Posted Dec 5, 2018 at Future Fundraising Now
One of the most important things you can know about fundraising is this: What people say about their charity or your fundraising has little to do with what they do. When you believe that, you are free from taking terrible advice. People's opinions and their actions do not line up. Don't expect them to. And don't build your brand or fundraising platform based on what people tell you in surveys or focus groups. Here are a few things donors consistently tell us: You only have to ask me for a donation once a year. I'll respond with my whole year... Continue reading
Posted Dec 4, 2018 at Future Fundraising Now
Are you losing donors? If you are, you are not alone. Donor retention is dropping across our industry and in most countries. But not for all organizations. There are many, many nonprofits who are watching their donor retention climb, year after year. Usually accompanied by rising average gifts and improvements in other engagement numbers. What are those organizations doing that most of the rest are not?
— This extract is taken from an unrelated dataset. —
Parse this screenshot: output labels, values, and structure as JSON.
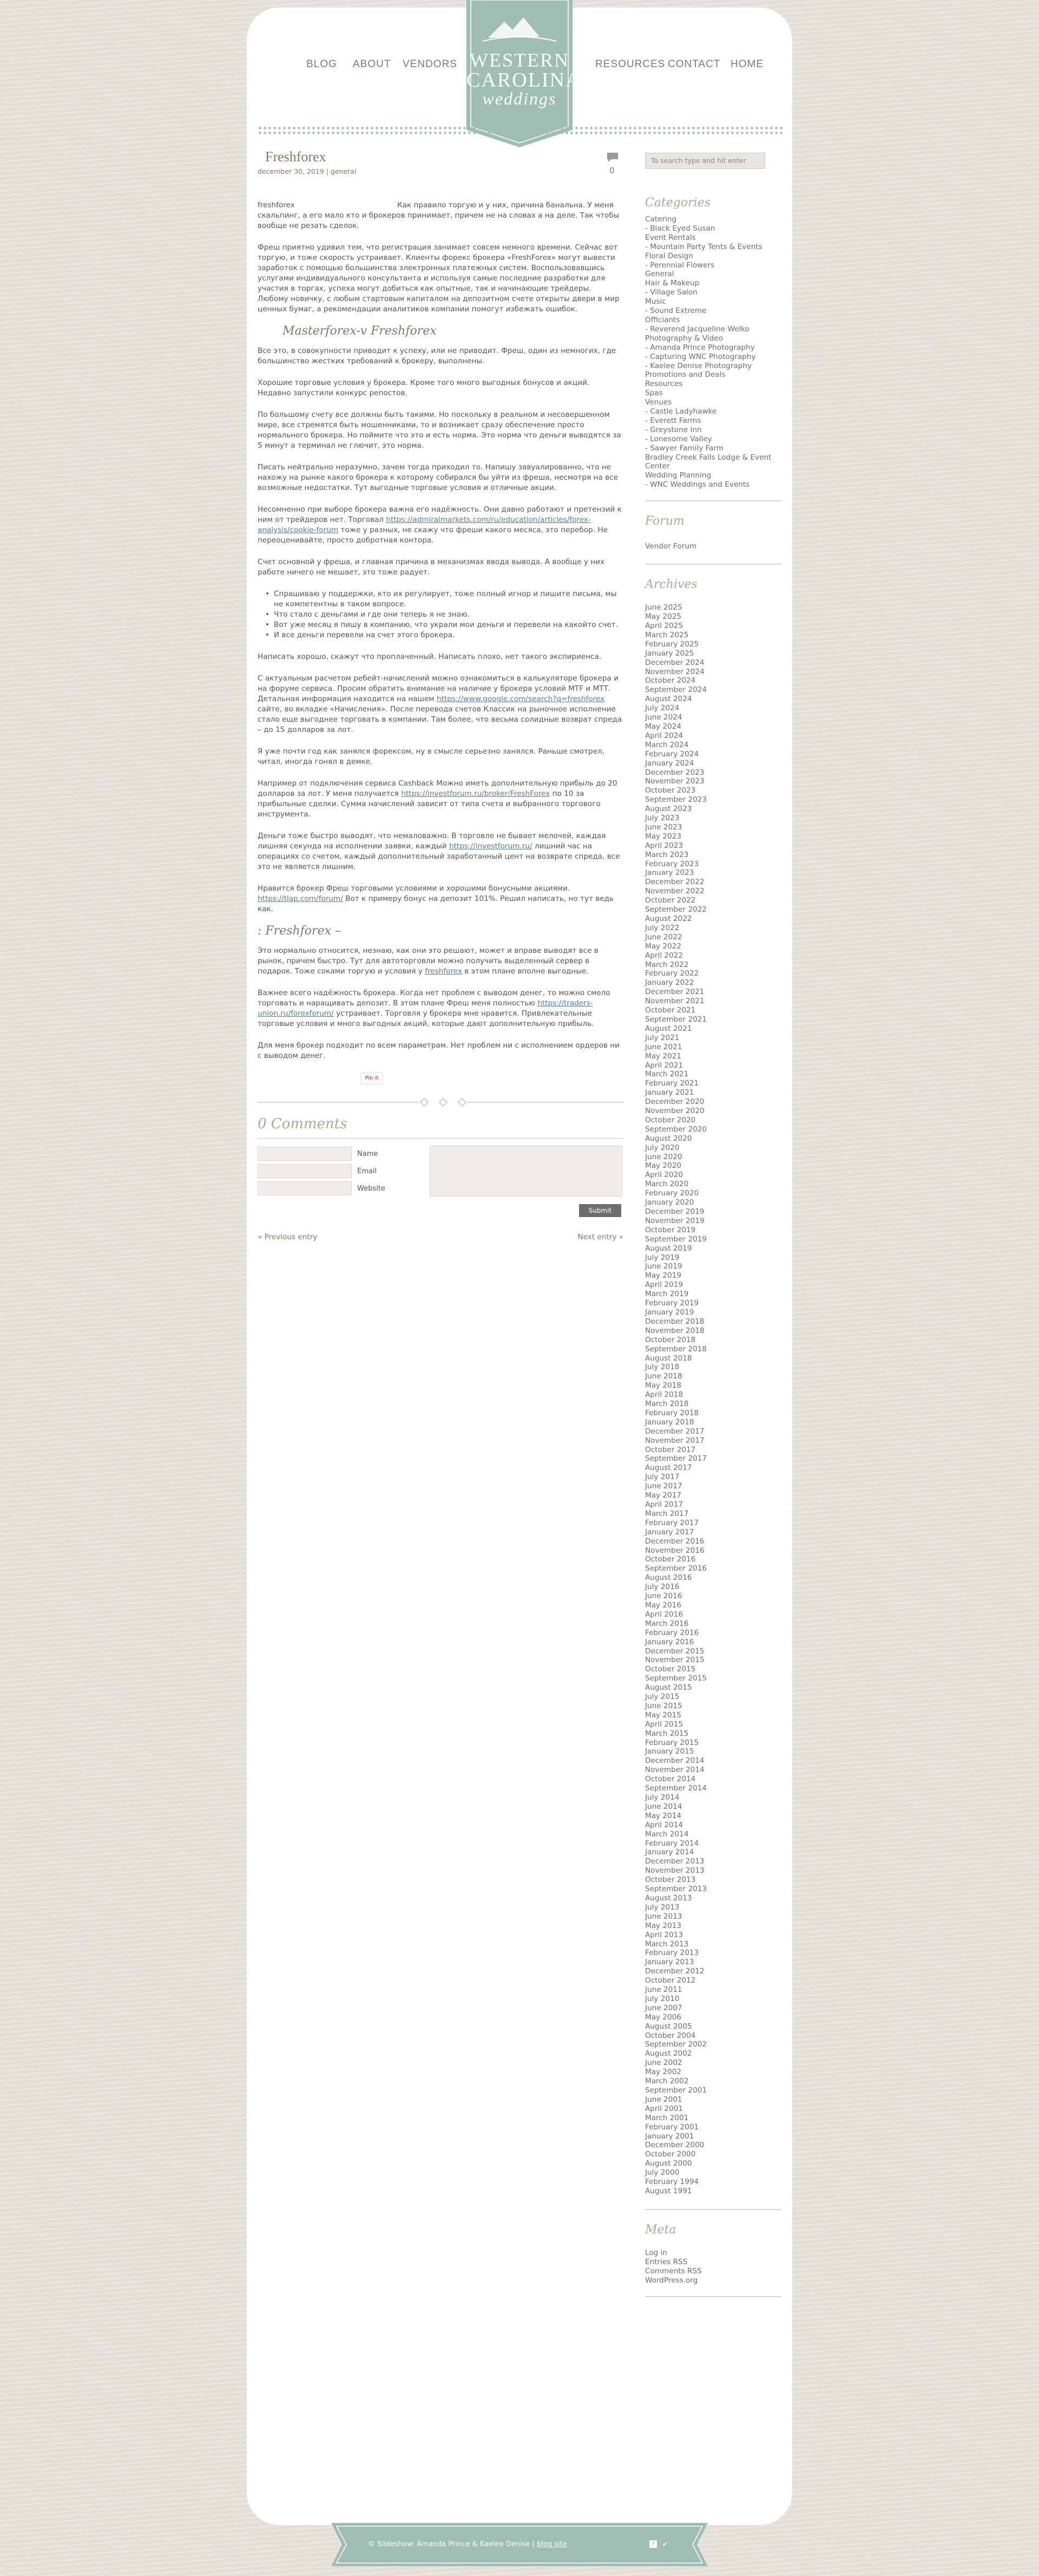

Short answer: They're doing a handful of things right that are still not widely practiced. One of the most important of these practices is this: Donor offers. They go to donors and ask them... Continue reading
Posted Dec 3, 2018 at Future Fundraising Now
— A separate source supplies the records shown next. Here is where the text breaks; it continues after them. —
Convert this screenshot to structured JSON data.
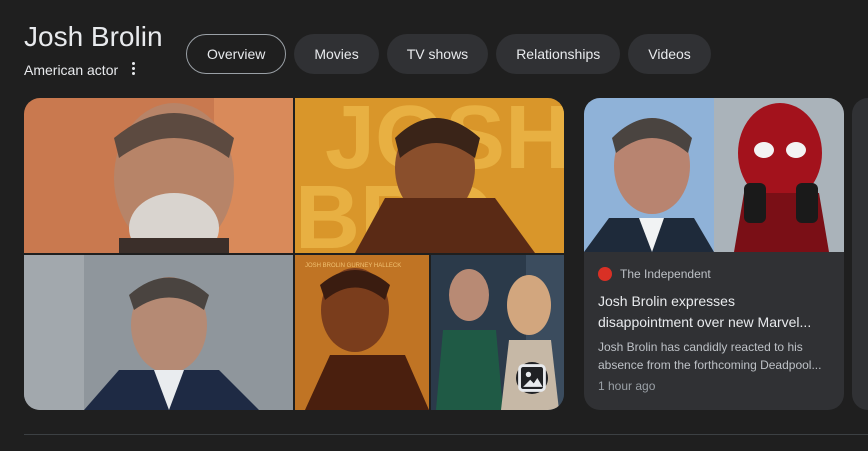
{
  "entity": {
    "name": "Josh Brolin",
    "description": "American actor"
  },
  "icons": {
    "more": "more-vert-icon",
    "image": "image-icon",
    "source": "independent-logo-icon"
  },
  "tabs": [
    {
      "label": "Overview",
      "active": true
    },
    {
      "label": "Movies",
      "active": false
    },
    {
      "label": "TV shows",
      "active": false
    },
    {
      "label": "Relationships",
      "active": false
    },
    {
      "label": "Videos",
      "active": false
    }
  ],
  "news": {
    "source": "The Independent",
    "title": "Josh Brolin expresses disappointment over new Marvel...",
    "snippet": "Josh Brolin has candidly reacted to his absence from the forthcoming Deadpool...",
    "time": "1 hour ago"
  },
  "colors": {
    "background": "#1f1f1f",
    "chip": "#303134",
    "card": "#303134",
    "accent_red": "#d93025"
  }
}
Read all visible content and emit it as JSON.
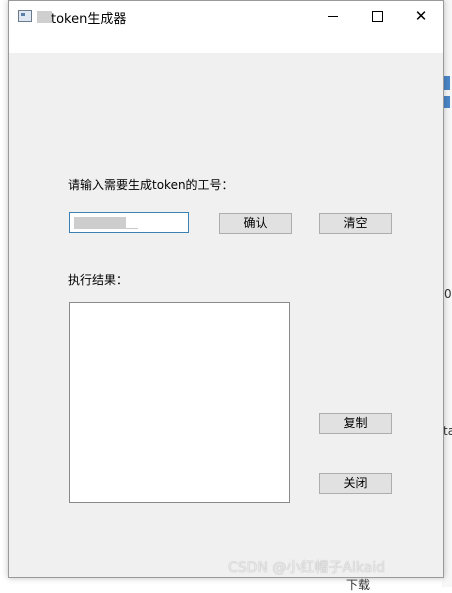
{
  "window": {
    "title": "token生成器"
  },
  "form": {
    "prompt_label": "请输入需要生成token的工号：",
    "input_value": "",
    "confirm_label": "确认",
    "clear_label": "清空",
    "result_label": "执行结果：",
    "copy_label": "复制",
    "close_label": "关闭"
  },
  "background": {
    "fragments": [
      "ta",
      "0",
      "下载"
    ]
  },
  "watermark": "CSDN @小红帽子Alkaid",
  "icons": [
    "app-icon",
    "minimize-icon",
    "maximize-icon",
    "close-icon"
  ]
}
So often, our fundraising tests look too narrowly at something we do. Here's a test that didn't fall into that habit. You can read it in a great study by the Centre for Sustainable Philanthropy, Learning to Say Thank You (downloadable PDF). Half the donors got an out-of-the-blue general thank-you letter, followed four weeks later by a renewal appeal. The other half just got the renewal appeal. A lot of tests would have just looked at the outcome of the thank-you letter in isolation. Which would probably have been: It cost us to send it, and we got nothing in... Continue reading
Posted Nov 29, 2018 at Future Fundraising Now